**Task brief:**
Go over the data and copy out each line with "Warp" in it.

**Input data:**
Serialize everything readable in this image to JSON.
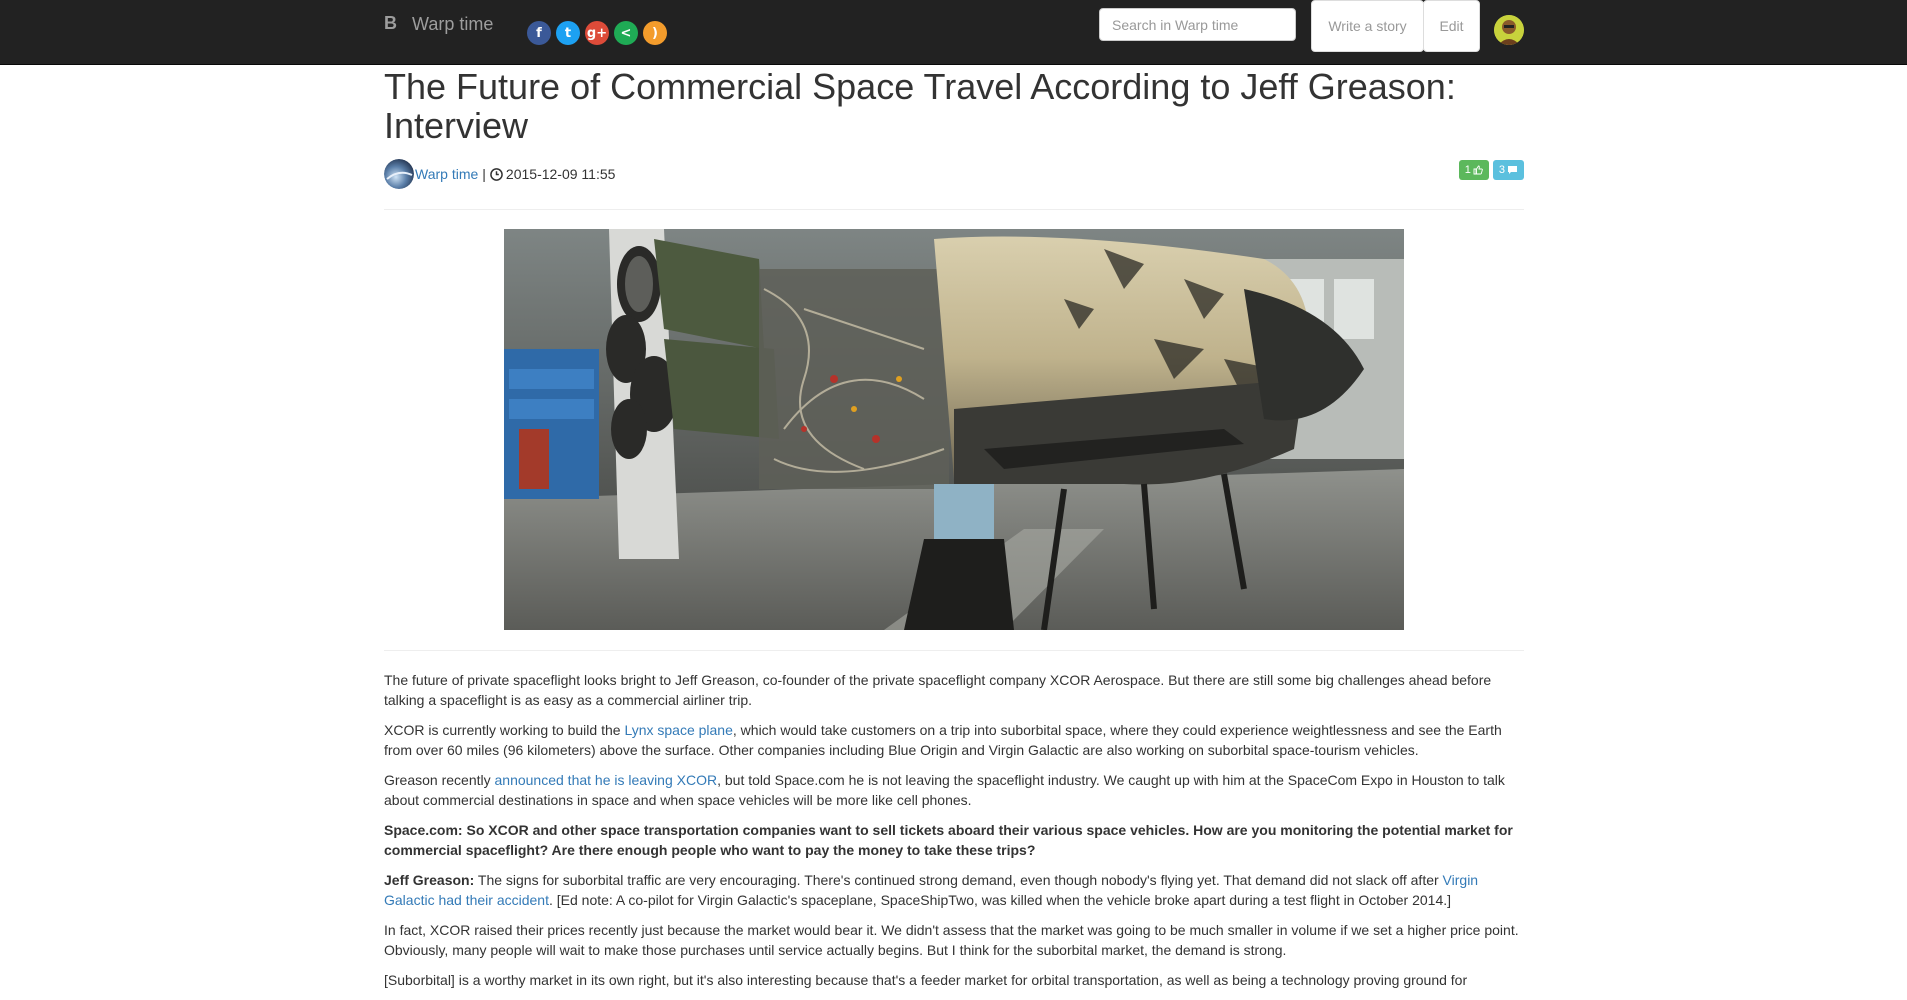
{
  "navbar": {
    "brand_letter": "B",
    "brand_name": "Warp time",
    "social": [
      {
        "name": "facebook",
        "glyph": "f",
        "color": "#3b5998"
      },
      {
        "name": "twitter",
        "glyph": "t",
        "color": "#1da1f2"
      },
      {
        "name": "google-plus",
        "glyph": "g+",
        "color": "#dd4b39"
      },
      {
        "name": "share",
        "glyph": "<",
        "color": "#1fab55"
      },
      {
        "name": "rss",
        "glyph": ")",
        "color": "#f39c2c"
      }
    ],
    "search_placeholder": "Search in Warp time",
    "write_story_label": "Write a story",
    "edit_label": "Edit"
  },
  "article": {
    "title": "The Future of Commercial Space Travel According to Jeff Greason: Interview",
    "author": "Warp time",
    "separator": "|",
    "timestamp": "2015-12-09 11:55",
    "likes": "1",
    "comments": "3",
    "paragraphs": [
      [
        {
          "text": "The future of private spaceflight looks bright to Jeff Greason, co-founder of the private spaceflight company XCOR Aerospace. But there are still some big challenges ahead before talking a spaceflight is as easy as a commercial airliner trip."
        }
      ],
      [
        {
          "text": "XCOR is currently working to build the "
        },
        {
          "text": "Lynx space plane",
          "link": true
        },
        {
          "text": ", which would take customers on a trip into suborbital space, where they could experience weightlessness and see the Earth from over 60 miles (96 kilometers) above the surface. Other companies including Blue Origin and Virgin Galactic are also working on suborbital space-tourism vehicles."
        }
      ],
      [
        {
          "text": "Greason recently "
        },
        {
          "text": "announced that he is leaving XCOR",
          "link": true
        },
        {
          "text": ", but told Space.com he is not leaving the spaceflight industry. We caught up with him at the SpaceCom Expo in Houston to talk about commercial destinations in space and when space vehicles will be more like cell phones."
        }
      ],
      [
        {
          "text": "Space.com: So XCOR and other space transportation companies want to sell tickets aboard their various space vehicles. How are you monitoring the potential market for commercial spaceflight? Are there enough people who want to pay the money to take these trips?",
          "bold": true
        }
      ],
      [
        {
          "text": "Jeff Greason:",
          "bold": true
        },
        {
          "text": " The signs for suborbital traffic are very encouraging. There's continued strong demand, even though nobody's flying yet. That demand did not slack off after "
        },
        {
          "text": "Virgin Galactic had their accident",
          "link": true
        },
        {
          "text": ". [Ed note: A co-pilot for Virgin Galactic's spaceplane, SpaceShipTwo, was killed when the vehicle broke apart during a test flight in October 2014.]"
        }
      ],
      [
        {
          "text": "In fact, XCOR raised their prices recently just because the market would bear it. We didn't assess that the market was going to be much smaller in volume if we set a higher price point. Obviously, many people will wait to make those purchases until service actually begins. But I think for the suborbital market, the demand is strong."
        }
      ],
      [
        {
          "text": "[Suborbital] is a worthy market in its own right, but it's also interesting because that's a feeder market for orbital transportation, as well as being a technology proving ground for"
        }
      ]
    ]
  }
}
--
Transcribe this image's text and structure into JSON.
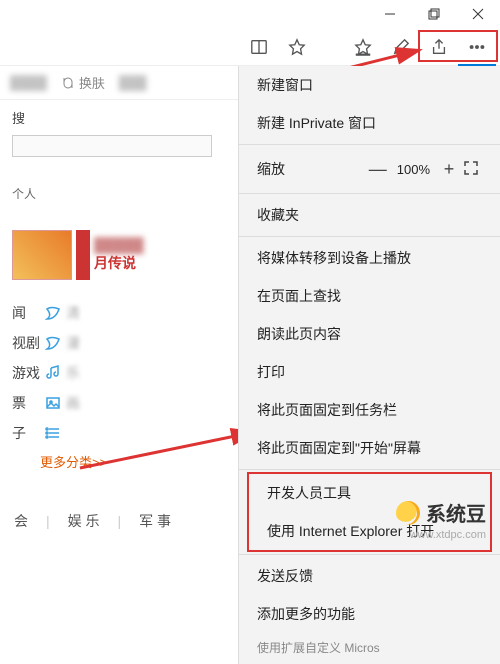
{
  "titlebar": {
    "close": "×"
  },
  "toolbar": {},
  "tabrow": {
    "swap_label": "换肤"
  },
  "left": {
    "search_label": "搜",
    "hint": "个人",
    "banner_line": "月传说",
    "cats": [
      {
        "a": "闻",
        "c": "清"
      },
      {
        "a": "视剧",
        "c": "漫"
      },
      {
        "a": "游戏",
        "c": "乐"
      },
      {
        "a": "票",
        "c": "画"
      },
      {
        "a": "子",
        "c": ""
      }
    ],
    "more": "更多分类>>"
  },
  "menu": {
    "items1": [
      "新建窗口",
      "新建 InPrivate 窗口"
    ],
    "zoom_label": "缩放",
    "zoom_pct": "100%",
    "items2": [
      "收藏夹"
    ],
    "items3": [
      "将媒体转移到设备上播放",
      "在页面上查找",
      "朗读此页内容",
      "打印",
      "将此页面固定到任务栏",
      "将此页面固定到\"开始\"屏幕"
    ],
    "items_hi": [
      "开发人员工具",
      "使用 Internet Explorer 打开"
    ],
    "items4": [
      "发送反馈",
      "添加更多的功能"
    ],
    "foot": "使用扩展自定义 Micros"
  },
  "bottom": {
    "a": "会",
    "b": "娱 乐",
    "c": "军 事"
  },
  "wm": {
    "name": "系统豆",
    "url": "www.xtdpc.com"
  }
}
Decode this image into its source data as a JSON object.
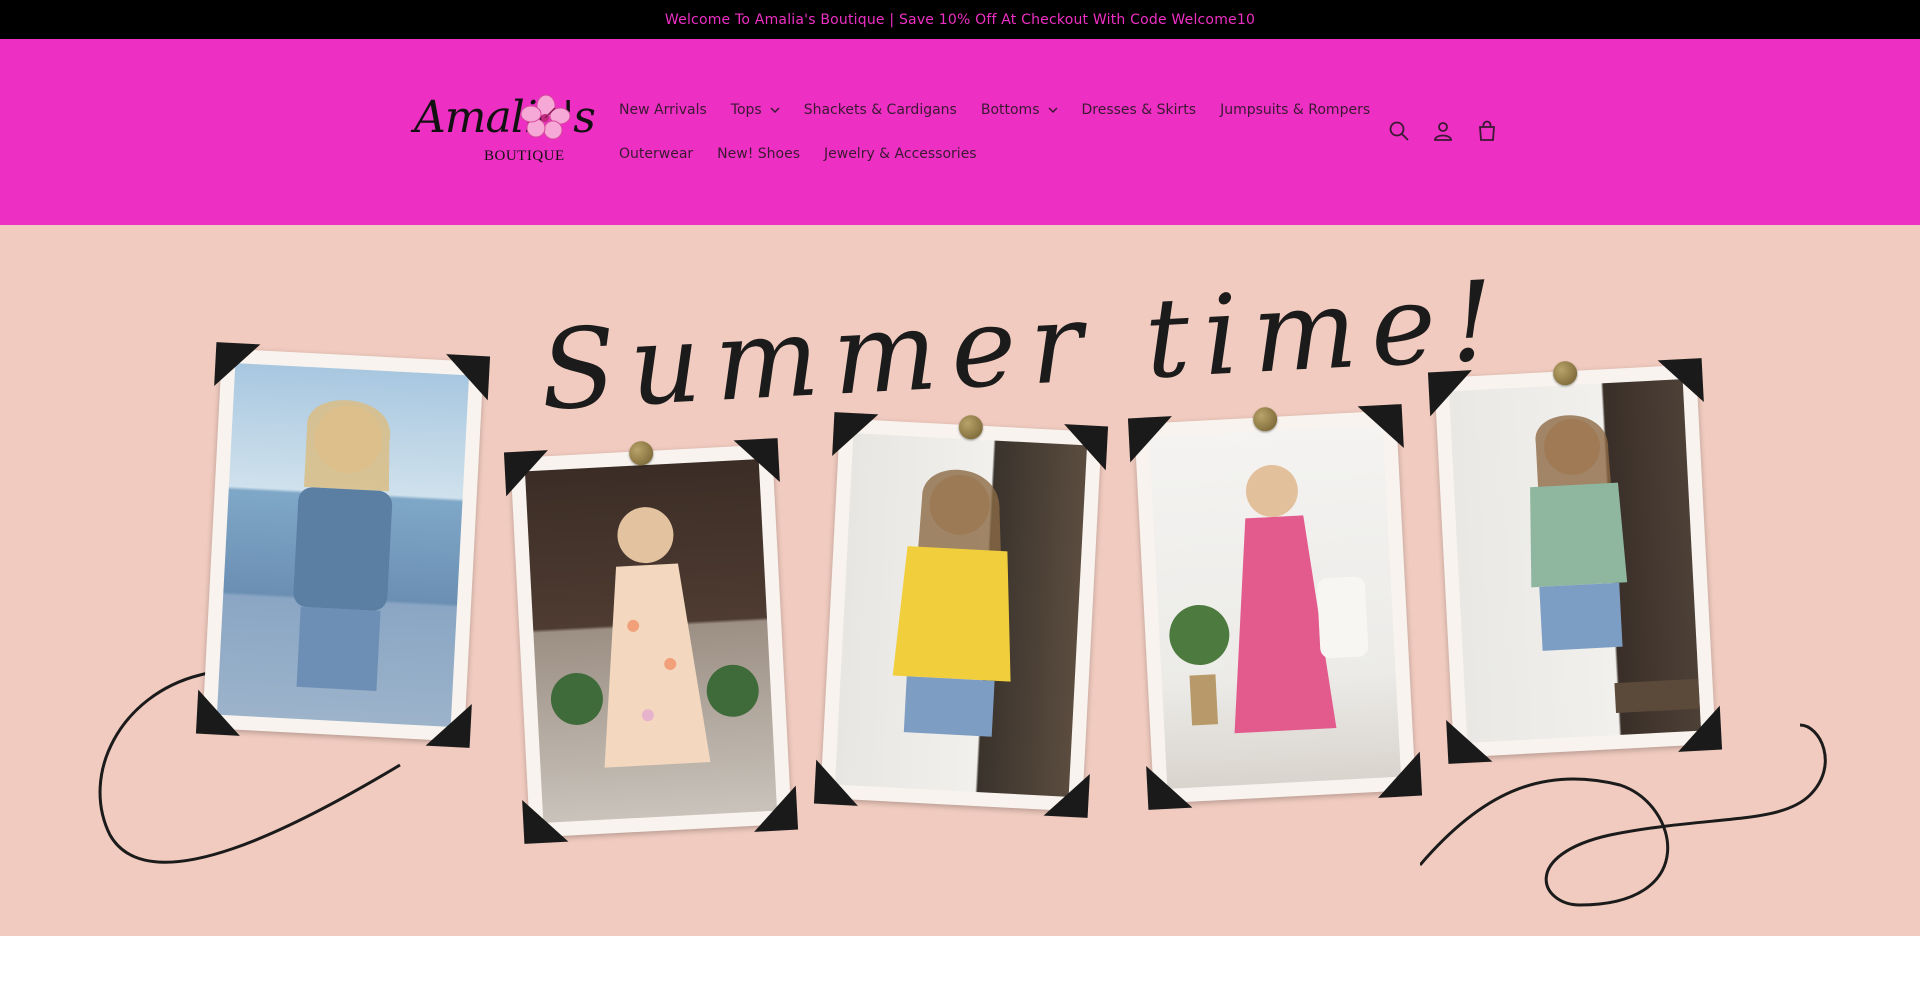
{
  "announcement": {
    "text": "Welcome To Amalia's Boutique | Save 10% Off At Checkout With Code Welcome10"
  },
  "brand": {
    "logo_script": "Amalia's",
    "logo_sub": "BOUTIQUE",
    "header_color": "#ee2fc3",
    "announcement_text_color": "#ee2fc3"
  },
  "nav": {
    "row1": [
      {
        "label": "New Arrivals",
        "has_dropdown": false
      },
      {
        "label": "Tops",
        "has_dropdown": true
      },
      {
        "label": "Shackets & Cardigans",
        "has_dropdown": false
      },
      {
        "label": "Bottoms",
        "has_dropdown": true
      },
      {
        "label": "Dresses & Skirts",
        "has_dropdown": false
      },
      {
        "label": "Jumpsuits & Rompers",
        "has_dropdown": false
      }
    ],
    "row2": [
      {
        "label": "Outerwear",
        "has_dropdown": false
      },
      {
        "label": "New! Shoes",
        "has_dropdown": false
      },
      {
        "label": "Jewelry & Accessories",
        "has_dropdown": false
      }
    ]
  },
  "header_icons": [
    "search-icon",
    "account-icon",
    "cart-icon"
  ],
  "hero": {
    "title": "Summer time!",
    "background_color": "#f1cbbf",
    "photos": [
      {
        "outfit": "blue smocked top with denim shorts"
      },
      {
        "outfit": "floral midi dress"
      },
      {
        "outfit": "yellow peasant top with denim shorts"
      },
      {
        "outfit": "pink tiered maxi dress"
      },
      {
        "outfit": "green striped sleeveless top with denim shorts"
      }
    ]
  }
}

**Response to this exercise:**
    "brand_name": "Warp time",
    "search_placeholder": "Search in Warp time",
    "author": "Warp time",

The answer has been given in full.